APEX Mission Statement:
The Merrick Union Free School District is committed to an educational program recognizing individual student abilities, strengths, and needs. Children who demonstrate superior cognitive abilities, critical and creative thinking, exemplary academic performance, and motivation to be an independent learner require supplemental instruction and exposure to a variety of challenging and higher-order critical thinking experiences. Providing students with enhanced differentiated instruction enables us to nurture and develop students’ higher-level thinking skills. The Merrick UFSD meets the needs of these targeted students through differentiated classroom instruction, participation in our APEX program, and additional enrichment opportunities.
APEX Program Objectives:
● Foster social-emotional well-being in all students
● Encourage students to become self-motivated learners while fostering independent responsibility and accountability
● Enhance and demonstrate divergent and creative thinking through fluency, flexibility, originality, and elaboration to develop new ideas
● Develop metacognitive skills through real-life problem-solving
● Utilize communication skills that will enhance group interaction and student learning
Students are identified for the APEX program through multiple measures, including the results of the OLSAT, the NWEA, and teacher input. Students in third grade are identified in September, and students in fifth grade are identified during the summer prior to their fifth-grade year.
The APEX program offers supplemental instruction to qualifying third through sixth-grade students.
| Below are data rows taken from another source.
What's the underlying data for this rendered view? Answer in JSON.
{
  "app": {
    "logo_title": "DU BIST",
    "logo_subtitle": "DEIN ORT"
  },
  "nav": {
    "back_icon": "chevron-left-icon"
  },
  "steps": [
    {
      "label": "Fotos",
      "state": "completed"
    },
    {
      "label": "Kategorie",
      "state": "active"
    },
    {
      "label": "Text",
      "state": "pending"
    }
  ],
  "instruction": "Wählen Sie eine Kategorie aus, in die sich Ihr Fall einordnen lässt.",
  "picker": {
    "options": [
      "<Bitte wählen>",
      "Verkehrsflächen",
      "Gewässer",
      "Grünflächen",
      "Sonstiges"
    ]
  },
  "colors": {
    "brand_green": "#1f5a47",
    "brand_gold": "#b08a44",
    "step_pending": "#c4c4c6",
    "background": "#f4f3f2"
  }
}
APEX students meet with their grade-level peers in a pull-out format for one instructional day.
The APEX curriculum is meant to be an enrichment experience that exposes students to more complex and diverse topics. The curriculum allows students to examine topics in depth and with more rigor. Instruction in productive thinking skills is integrated into the curriculum to help students develop their creativity, critical thinking, communication, and collaboration skills.
Topics of study may include the following:
Stock Market Game
All APEX fourth, fifth, and sixth graders participate in the Mathematical Olympiads for Elementary and Middle Schools (MOEMS). Math Olympiads provides opportunities for children to engage in creative problem-solving activities that develop a child’s ability to demonstrate ingenuity and creativity in solving problems.
Students will participate in five monthly Olympiad contests. The competitions will be held during APEX time in November, December, January, February, and March.
Through collaborative group activities, students take on the role of entrepreneurs as they research, design, develop, and market their own toy products. In addition, students will have various opportunities to think critically as they design, develop, and test their own recycled racers in an engineering unit. While learning to think critically and creatively, students will become confident and creative problem solvers.
Acting as archeologists, students will investigate cultural universals. Working in collaborative groups, students will design and develop their own cultures and create their own individualized artifacts. Through robotics, students will have numerous opportunities to problem-solve in real time as they design, test, record, and improve their robotics designs.
Fifth-grade students will explore the value of money as they take on an identity and participate in a simulation of real-life events. Students will learn how to save money, pay “bills” and account for financial surprises. While investigating the stock market, students will have the opportunity to form an investment company. Throughout the year, students will stay on top of current events, invest, and monitor their progress. Through robotics, students will problem-solve in real-time as they design, test, record, and improve their robotics designs.
Students will delve into the world of inclusivity and universal design. While investigating prosthetics and architecture, students will have opportunities to design and develop their ideas to provide for a more inclusive and adaptive world. Students will investigate the features of a prosthetic and determine which should be included in their own prosthetic models. Working in design teams, students will learn about architectural features and design an ADA-compliant public space. In robotics, students will have numerous opportunities to solve problems in real time as they design, test, record, and improve their models.